:: PROBLEM REQUIREMENTS ::
Go through the records below and copy out every line that contains the word "content".
*** Opening of DATA FOR THIS TASK ***
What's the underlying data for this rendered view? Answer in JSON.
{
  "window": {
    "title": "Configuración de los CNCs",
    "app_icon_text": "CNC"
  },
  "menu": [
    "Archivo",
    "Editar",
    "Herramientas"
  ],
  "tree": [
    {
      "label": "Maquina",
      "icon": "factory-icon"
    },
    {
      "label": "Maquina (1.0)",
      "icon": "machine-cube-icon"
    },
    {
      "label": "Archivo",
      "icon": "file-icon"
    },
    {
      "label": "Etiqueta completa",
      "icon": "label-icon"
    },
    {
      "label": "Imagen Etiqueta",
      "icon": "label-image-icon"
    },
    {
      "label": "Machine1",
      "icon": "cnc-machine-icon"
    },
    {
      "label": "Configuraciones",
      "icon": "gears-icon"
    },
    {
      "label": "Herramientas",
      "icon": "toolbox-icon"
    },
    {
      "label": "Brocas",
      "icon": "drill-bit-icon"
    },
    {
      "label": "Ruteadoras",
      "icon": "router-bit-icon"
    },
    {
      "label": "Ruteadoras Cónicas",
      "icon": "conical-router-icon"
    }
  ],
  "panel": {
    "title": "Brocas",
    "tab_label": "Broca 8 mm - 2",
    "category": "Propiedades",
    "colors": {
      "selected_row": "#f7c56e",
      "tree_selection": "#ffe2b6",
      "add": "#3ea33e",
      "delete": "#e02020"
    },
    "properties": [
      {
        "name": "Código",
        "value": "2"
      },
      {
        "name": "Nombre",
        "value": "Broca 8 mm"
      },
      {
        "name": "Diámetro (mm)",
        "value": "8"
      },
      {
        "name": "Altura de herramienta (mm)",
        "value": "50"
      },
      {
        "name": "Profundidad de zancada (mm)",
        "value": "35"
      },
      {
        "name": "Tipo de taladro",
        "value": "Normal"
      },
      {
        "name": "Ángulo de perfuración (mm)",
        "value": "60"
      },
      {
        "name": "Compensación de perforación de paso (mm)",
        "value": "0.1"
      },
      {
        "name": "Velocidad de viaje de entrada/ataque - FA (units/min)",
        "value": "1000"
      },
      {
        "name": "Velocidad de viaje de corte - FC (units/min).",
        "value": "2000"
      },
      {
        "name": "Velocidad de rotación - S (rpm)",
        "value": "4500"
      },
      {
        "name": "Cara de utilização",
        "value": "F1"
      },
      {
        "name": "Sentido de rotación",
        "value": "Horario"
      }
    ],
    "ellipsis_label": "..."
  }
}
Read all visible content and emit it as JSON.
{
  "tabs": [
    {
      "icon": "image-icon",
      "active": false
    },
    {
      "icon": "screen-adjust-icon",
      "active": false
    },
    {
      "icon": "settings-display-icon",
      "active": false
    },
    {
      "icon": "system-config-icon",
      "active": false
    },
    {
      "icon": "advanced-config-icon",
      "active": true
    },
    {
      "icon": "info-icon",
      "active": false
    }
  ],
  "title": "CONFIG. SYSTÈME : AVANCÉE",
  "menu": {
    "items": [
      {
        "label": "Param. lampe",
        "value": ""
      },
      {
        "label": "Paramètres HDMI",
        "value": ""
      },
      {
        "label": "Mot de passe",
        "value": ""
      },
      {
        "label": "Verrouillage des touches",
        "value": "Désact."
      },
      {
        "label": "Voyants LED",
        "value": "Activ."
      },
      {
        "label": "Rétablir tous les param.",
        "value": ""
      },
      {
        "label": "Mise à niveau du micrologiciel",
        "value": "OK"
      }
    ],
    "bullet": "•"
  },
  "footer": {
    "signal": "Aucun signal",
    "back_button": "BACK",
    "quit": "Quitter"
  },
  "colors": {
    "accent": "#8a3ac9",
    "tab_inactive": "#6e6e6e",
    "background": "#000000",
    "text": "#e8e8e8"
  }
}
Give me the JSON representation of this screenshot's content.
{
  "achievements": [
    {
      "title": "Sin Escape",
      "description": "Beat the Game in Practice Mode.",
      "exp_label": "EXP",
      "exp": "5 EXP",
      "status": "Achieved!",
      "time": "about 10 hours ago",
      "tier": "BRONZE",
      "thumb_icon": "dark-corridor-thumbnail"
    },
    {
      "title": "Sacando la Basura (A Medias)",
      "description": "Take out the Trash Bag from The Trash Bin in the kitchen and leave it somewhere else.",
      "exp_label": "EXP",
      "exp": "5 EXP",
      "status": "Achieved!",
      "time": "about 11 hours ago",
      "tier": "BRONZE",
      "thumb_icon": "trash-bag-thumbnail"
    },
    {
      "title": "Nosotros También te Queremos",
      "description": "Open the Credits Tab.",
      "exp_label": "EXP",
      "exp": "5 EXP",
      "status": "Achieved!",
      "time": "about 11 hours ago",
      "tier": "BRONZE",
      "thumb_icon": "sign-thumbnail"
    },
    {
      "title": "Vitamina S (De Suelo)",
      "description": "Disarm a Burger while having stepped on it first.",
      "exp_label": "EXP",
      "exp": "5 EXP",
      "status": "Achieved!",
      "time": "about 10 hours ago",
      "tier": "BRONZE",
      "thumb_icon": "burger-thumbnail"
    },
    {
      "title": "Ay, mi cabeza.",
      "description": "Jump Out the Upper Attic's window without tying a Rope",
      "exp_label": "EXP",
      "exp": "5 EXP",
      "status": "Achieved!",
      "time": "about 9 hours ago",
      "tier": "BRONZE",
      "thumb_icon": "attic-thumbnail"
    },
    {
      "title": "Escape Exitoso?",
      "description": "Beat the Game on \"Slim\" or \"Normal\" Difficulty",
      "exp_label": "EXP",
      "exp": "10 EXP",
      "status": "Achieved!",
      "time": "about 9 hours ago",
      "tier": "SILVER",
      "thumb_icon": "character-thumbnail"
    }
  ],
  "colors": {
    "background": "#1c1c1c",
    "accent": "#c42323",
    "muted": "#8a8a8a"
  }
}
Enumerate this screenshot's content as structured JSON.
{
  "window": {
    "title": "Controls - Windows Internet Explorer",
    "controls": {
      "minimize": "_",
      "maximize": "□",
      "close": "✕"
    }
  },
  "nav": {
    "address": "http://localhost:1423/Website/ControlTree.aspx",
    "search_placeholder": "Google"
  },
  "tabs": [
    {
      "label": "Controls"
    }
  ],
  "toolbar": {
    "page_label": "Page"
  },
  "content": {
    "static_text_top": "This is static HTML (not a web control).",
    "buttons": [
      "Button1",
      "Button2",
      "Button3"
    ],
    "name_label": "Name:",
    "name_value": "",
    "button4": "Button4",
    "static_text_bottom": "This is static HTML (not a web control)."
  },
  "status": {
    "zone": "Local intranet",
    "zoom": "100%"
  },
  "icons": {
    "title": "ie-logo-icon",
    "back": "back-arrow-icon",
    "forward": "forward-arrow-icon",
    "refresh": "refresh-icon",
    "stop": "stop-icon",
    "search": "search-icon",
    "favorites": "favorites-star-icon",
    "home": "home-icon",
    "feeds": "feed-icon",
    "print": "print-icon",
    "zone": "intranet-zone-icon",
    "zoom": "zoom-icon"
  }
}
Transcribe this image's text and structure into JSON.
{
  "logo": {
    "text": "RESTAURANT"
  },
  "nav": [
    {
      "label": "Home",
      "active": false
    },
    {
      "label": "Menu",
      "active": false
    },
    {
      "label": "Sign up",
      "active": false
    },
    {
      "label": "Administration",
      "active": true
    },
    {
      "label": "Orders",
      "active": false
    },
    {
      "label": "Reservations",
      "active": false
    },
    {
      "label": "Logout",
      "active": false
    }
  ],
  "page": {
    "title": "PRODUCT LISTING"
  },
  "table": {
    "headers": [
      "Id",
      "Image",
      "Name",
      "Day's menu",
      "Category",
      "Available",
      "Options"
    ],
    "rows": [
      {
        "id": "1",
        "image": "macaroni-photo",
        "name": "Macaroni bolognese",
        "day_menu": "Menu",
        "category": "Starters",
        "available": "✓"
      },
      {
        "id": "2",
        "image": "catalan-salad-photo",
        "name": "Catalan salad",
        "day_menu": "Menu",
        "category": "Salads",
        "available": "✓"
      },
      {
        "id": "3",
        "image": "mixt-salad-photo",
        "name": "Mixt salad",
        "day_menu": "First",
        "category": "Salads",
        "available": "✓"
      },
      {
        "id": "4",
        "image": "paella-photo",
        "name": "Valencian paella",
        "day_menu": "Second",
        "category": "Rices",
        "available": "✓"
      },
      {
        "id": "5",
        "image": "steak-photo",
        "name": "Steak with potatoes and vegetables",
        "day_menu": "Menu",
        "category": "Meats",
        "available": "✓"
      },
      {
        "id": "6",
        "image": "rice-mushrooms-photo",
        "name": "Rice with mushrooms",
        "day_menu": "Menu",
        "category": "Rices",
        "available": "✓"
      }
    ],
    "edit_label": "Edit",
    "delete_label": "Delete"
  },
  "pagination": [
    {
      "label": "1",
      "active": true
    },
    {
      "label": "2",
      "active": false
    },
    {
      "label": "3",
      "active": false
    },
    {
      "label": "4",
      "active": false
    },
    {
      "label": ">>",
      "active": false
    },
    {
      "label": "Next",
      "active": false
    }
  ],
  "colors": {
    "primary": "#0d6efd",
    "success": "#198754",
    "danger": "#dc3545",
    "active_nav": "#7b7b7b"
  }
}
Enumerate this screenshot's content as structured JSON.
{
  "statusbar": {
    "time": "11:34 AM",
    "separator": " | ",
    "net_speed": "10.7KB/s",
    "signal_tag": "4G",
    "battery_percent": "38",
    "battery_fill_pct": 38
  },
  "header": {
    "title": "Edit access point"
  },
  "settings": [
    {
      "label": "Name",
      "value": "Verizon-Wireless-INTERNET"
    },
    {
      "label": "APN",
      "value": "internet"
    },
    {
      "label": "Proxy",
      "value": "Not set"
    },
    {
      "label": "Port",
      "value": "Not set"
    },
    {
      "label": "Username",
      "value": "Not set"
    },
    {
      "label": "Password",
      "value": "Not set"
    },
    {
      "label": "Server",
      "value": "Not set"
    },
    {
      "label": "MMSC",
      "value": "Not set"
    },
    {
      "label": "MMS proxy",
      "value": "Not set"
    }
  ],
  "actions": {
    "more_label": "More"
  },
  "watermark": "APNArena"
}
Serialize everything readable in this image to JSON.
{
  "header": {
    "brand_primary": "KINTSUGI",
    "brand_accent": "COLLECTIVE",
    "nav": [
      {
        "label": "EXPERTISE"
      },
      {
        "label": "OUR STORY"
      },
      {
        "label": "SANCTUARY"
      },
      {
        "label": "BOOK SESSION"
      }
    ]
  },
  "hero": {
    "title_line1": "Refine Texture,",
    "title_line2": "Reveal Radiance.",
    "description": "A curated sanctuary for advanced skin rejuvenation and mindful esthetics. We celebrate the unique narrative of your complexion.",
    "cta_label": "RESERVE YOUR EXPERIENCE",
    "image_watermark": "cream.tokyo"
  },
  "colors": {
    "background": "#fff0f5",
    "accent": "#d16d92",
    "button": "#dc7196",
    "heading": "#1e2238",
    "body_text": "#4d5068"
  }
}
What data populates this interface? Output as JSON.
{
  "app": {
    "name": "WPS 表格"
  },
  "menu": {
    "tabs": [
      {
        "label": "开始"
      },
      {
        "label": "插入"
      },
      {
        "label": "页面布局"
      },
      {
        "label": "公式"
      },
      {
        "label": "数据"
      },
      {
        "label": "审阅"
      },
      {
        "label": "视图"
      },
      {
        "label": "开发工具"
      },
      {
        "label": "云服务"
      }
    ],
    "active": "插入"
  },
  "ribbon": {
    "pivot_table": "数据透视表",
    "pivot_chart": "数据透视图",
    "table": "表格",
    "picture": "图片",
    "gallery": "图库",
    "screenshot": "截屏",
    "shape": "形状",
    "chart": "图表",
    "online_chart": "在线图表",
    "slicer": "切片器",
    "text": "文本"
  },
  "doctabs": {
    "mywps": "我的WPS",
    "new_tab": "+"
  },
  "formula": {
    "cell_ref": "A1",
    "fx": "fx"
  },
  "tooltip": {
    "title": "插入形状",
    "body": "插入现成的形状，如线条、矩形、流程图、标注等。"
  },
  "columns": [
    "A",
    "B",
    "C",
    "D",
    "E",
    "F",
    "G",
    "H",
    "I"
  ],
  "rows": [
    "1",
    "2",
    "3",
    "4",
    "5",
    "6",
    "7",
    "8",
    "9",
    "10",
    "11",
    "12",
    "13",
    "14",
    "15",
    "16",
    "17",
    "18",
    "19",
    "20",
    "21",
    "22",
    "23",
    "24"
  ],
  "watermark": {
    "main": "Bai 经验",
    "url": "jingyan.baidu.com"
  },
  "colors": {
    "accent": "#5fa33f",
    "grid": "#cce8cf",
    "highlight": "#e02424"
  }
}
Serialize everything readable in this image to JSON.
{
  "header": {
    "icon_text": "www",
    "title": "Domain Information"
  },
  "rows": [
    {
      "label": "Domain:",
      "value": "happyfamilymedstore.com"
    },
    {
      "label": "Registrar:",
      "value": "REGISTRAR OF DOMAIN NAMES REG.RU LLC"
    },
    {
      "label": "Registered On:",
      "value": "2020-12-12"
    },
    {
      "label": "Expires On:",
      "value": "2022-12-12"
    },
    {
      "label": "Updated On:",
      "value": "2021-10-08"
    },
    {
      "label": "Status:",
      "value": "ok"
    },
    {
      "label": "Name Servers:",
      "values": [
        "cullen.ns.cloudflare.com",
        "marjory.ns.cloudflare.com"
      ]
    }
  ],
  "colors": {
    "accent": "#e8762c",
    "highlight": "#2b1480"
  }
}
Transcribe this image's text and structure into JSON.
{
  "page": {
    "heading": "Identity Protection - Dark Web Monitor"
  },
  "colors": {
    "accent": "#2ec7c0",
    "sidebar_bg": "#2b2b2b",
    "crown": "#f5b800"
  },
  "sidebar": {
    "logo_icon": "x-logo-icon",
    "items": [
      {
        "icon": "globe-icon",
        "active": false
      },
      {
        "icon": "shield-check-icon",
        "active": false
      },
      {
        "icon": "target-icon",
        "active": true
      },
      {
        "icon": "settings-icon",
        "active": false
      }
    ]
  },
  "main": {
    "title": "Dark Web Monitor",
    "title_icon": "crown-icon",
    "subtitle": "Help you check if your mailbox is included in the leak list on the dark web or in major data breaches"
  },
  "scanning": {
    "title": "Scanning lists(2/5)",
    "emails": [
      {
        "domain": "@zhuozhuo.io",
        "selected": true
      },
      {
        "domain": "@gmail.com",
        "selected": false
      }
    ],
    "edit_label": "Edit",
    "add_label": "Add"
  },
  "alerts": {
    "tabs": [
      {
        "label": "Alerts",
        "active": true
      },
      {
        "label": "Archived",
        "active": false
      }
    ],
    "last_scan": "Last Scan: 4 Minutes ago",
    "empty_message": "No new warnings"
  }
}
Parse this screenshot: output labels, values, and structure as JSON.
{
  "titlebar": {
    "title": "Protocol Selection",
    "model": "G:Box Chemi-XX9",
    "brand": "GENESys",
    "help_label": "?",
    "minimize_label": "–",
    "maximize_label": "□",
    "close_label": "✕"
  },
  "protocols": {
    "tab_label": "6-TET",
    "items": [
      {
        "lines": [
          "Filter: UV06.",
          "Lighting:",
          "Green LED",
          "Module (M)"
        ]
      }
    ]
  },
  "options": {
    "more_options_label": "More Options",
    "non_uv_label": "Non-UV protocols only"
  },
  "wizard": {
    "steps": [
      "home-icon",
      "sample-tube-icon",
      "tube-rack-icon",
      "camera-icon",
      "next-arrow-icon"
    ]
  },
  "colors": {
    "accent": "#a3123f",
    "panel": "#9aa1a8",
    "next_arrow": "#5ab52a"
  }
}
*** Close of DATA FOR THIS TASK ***
:: RESULT OF THIS EXERCISE ::
Read all visible content and emit it as JSON.
Give me the JSON representation of this screenshot's content.
Enumerate this screenshot's content as structured JSON.
  "content": {
Enumerate this screenshot's content as structured JSON.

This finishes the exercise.